The 2016 food stations included tuna with shaved ginger on homemade roasted red pepper wontons, homemade pumpkin gnocchi with lump crab and heirloom tomato a la rosa and diver scallops with sage brown butter. The mashed potato bar is always a huge hit.
“It’s very seasonal,” Medure says. “And things are prepared right in front of the guests.”
All Dining for Good Living proceeds go to the shelter. Tickets cost $100 per person, but attendance is limited to keep the experience intimate yet lively. And fundraising goes beyond ticket sales. Community members create holiday wreaths that are auctioned off. Additionally, about 75 covered bottles of wine sit in a “wine tree” decorated to fit the holiday spirit. Participants can purchase a chance to select a bottle in hopes of snagging one of the high-end labels.
“The whole event is tastefully done,” Hennon says. “The tables are so elegant. It’s a gorgeous room, a fun event and a joyful time.”
An Event of Gratitude
While the event is spectacular, both Hennon and Medure agree that the real excitement comes from what it represents.
“My favorite part is just looking around and watching everyone interact. There are real things, good things, happening based on the fact of these people are in this room. It’s a ripple effect,” says Medure.
“I’m always excited to walk into that room and see what the ambiance is going to be.”

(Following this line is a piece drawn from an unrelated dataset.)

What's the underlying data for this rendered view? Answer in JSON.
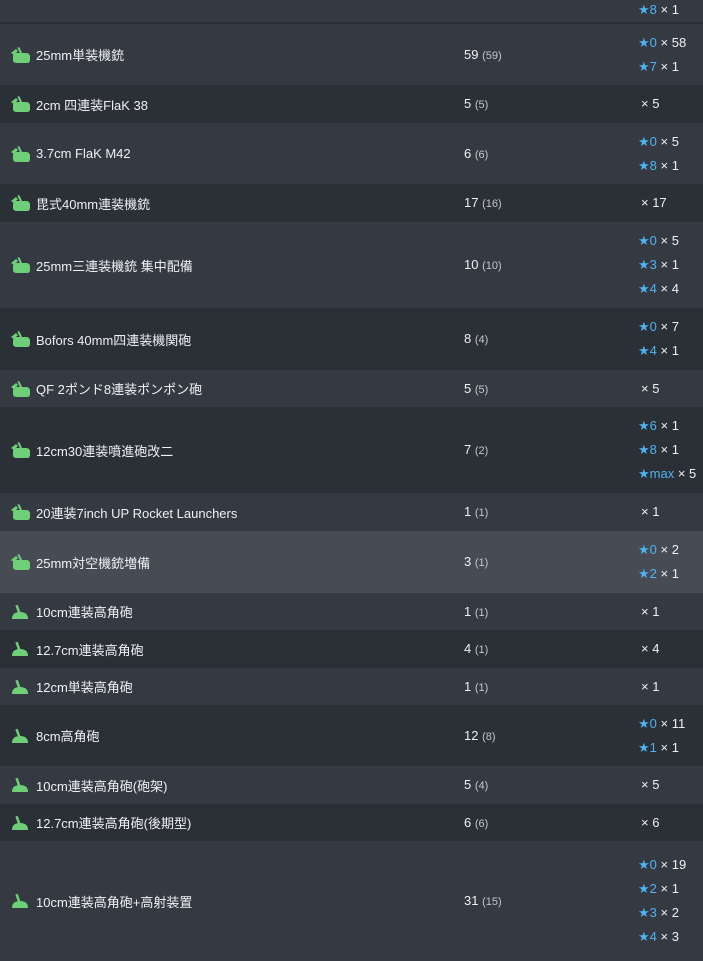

Hennon says thoughtfully, “People come to this event because they care. There’s a magical moment of deep gratitude that hits you during the evening. It happens every time, without fail.”